Call me crass and irresponsible but I hope you find a way to treat yourself at Christmas
Some of you will be familiar with the slightly scary social psychology research known as the ‘Stanford Prison Experiment’. It investigated the psychological effects of perceived power and took place in 1971.
I spent today with a clutch of matrons, is “clutch” right? Better than “gaggle”? I don’t think “herd” works.
I am sitting outside a cafe in Brighton with a friend talking about life and watching the clouds.
I ’m chatting with a friend I haven’t seen for a while. Lovely man, works far too hard, last did exercise in 1989, likes Chardonnay and won’t leave it alone until it likes him back.

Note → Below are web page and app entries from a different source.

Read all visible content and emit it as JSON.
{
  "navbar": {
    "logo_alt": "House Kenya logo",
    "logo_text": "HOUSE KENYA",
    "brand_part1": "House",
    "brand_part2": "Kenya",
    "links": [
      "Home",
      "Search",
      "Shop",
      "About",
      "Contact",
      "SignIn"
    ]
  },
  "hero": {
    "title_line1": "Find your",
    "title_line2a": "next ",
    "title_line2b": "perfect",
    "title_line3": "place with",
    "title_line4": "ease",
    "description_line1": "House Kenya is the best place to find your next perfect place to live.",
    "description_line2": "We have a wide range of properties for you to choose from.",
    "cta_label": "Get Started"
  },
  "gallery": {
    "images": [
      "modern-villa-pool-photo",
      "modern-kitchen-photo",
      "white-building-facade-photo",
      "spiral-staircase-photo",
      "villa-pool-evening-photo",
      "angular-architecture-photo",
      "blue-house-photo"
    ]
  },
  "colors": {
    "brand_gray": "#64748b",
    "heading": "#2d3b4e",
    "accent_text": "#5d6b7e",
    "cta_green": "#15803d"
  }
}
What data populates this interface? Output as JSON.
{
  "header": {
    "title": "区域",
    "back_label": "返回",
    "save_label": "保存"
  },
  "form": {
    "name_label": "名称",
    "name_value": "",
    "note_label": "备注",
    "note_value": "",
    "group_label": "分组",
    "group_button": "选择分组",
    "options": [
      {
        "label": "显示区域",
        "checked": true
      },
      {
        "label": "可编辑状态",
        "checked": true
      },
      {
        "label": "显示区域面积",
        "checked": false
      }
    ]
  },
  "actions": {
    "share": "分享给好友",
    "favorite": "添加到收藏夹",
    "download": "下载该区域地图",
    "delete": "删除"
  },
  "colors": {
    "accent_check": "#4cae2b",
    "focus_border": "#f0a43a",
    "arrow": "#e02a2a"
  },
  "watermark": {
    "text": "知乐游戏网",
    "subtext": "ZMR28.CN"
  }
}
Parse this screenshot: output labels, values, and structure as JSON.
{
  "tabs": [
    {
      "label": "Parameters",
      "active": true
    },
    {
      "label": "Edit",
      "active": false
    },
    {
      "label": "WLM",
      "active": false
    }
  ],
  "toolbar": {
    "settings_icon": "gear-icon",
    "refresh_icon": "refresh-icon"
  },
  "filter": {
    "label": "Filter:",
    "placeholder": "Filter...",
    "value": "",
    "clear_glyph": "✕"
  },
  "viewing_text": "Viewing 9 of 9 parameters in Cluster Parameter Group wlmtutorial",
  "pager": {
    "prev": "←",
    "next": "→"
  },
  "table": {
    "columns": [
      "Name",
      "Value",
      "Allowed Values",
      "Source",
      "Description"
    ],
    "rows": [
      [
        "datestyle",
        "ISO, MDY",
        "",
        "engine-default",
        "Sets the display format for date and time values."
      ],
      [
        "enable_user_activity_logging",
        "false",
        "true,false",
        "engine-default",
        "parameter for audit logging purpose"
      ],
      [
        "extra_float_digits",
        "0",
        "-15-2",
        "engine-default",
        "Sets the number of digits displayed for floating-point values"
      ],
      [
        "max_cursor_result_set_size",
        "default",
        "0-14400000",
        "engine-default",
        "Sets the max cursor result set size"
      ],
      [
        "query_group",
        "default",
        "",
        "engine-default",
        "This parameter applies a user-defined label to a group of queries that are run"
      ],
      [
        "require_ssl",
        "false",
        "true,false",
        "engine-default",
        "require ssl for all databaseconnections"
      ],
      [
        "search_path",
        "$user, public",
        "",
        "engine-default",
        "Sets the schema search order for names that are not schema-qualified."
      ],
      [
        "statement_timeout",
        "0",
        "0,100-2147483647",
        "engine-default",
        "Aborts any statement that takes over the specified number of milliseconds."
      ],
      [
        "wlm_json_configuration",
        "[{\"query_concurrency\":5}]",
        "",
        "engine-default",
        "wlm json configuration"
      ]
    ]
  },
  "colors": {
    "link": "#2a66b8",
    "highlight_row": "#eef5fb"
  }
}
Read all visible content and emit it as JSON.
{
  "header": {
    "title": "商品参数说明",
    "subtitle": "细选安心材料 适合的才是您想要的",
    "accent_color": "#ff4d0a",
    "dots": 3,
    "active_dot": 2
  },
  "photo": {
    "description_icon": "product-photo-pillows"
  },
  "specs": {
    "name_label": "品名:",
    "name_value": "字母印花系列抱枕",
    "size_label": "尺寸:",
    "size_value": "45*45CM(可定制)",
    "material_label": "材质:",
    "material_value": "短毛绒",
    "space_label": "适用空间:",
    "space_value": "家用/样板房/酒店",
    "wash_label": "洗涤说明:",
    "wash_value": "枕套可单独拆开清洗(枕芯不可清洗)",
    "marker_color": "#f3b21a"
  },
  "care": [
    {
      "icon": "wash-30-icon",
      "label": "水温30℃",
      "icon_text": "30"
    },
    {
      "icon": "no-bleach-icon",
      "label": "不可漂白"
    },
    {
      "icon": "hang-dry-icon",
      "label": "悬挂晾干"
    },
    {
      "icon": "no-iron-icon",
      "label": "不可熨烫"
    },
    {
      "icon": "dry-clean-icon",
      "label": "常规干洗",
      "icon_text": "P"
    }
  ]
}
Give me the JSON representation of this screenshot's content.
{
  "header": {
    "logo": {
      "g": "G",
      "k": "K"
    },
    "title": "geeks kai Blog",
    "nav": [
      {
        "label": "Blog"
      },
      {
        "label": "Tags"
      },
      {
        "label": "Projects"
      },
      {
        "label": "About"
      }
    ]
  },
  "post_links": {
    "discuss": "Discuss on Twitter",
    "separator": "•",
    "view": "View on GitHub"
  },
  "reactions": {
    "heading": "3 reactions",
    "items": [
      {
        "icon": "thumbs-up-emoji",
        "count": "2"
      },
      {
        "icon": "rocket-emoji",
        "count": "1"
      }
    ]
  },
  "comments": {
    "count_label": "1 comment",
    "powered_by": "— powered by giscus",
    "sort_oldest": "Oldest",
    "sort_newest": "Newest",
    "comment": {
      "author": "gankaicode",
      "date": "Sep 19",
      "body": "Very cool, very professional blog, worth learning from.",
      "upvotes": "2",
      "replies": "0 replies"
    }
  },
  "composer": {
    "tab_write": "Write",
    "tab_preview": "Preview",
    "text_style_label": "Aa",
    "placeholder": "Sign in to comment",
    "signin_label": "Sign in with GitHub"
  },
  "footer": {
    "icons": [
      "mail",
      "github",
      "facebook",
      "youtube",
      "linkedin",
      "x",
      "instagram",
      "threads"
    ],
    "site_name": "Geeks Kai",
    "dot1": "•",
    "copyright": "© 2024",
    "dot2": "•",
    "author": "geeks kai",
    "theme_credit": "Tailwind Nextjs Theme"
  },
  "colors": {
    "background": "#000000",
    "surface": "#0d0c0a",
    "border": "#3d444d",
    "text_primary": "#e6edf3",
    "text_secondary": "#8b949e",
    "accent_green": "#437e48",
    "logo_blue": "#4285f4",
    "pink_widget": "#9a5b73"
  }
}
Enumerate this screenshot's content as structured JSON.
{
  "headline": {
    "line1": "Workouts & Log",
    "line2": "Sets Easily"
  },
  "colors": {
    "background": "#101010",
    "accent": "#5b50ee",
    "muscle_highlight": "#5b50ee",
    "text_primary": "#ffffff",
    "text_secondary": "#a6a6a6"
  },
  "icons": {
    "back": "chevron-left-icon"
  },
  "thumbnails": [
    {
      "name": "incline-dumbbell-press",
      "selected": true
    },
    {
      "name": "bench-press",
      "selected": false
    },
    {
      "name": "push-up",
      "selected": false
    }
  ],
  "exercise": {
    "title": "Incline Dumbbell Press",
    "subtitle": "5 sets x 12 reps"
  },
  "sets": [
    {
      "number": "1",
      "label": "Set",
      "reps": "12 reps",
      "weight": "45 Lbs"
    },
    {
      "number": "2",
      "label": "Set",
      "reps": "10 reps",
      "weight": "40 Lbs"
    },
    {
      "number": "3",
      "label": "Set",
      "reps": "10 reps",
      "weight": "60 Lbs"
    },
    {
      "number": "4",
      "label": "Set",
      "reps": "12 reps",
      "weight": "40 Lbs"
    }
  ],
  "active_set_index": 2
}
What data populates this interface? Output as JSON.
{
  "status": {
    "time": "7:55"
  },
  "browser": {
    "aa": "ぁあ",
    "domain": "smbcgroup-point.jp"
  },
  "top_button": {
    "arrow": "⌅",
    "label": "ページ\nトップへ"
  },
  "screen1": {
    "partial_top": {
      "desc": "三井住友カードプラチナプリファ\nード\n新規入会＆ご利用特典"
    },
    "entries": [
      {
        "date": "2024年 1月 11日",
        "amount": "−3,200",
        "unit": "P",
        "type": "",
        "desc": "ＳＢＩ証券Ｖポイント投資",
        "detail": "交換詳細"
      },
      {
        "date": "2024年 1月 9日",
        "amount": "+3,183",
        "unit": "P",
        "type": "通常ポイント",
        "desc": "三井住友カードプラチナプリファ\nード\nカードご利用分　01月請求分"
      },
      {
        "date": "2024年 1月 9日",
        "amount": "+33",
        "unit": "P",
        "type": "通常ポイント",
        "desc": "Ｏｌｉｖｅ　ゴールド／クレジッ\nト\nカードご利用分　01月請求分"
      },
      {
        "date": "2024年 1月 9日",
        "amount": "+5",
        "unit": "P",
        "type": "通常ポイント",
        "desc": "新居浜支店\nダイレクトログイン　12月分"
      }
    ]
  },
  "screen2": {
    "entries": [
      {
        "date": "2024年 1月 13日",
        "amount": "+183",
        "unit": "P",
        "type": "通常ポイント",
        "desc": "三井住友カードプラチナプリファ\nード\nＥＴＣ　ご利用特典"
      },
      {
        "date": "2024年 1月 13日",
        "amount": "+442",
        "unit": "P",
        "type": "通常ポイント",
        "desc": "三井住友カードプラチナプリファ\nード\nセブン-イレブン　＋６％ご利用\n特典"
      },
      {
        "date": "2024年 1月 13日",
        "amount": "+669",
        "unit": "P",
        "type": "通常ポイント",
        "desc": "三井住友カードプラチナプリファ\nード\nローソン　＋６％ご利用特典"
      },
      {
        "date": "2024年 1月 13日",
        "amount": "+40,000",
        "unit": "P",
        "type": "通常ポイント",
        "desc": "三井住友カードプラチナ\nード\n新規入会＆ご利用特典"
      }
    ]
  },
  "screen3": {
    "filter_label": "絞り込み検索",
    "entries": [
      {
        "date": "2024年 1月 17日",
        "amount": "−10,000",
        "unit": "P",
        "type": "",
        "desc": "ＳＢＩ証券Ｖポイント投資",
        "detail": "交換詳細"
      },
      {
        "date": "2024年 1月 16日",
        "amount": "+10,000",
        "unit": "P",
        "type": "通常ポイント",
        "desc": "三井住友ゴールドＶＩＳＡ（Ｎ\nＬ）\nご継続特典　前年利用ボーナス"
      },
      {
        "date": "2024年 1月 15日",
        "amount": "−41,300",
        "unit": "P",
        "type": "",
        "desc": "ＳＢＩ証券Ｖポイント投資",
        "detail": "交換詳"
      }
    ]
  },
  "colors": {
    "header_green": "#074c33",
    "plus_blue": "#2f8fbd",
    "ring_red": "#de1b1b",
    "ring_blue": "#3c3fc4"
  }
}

A recent report from the Academy of Medical Sciences suggested that the public were confused by information about medicines and that the leaflets should be less scary.
Back in the mid-1980s a third-year student nurse was charged with showing me, a first-year student nurse, how to give a depot injection.